In contrast to a recent report on adherence to HAART among children from a similar South African setting, we did not find any association between adherence and socio-economic factors such as access to water, electricity or a flush toilet . We did, however, find a strong association with our indicator for crowding (that is, the number of people per house). A South African study evaluating intermittent versus daily chemotherapy for the treatment of childhood TB similarly found a significant association between household crowding and adherence, with children from crowded homes achieving a poorer adherence . As children depend largely on caregivers for the administration of treatment, caregiver characteristics are important determinants of adherence [40, 42]. Studies from North America have described improved adherence where primary caregivers were not the biological parents, possibly relating to parents' emotions regarding their own HIV status [40, 44]. However, caregiver characteristics and their impact on adherence are complex and it is not possible to generalise between different cultural settings.

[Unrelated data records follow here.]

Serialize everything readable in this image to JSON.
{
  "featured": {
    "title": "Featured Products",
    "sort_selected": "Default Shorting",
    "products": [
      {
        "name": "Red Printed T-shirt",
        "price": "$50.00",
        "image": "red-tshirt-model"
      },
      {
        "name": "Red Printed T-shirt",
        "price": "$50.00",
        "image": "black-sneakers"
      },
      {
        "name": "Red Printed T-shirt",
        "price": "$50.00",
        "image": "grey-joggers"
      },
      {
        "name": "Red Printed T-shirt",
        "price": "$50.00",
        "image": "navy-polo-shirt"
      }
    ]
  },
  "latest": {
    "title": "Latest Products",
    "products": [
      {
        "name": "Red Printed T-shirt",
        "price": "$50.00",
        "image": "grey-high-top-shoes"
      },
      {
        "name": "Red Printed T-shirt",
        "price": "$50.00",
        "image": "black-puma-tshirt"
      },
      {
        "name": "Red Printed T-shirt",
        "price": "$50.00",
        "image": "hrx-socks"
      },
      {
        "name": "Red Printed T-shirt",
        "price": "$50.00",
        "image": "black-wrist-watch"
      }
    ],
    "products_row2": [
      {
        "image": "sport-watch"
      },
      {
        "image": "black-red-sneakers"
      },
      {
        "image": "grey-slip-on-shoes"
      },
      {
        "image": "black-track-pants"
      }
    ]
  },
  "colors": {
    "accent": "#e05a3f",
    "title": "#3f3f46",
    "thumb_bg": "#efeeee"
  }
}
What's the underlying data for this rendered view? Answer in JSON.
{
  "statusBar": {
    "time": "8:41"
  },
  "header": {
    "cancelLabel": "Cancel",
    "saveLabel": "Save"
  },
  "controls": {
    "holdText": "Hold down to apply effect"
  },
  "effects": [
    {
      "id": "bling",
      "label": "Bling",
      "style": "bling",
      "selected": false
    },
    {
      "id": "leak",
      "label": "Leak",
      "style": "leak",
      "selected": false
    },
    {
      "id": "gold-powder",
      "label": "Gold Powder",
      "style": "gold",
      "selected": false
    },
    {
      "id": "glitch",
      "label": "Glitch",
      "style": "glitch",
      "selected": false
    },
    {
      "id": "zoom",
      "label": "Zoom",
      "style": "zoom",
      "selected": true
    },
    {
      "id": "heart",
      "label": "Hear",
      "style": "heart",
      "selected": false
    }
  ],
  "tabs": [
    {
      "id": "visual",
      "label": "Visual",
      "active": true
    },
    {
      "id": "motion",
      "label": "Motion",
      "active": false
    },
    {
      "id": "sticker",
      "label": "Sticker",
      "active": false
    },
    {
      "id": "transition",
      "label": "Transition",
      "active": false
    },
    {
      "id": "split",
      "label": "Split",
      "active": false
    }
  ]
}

In contrast to reports from industrialized settings, adherence was better among Togolese children whose primary caregivers were their biological parents . A study from South Africa noted misunderstandings between multiple caregivers to be a commonly cited reason for non-adherence to HAART . The association we found between crowding and non-adherence might relate to unmeasured caregiver characteristics, such as having multiple caregivers, rather than to general socio-economic circumstances. Certainly, the complex role of caregiver characteristics in HIV-related paediatric adherence must be explored and refined in the African context. Household size is easily determined and could be a useful tool in assisting health care workers in similar settings to identify children who may be at a higher risk for non-adherence.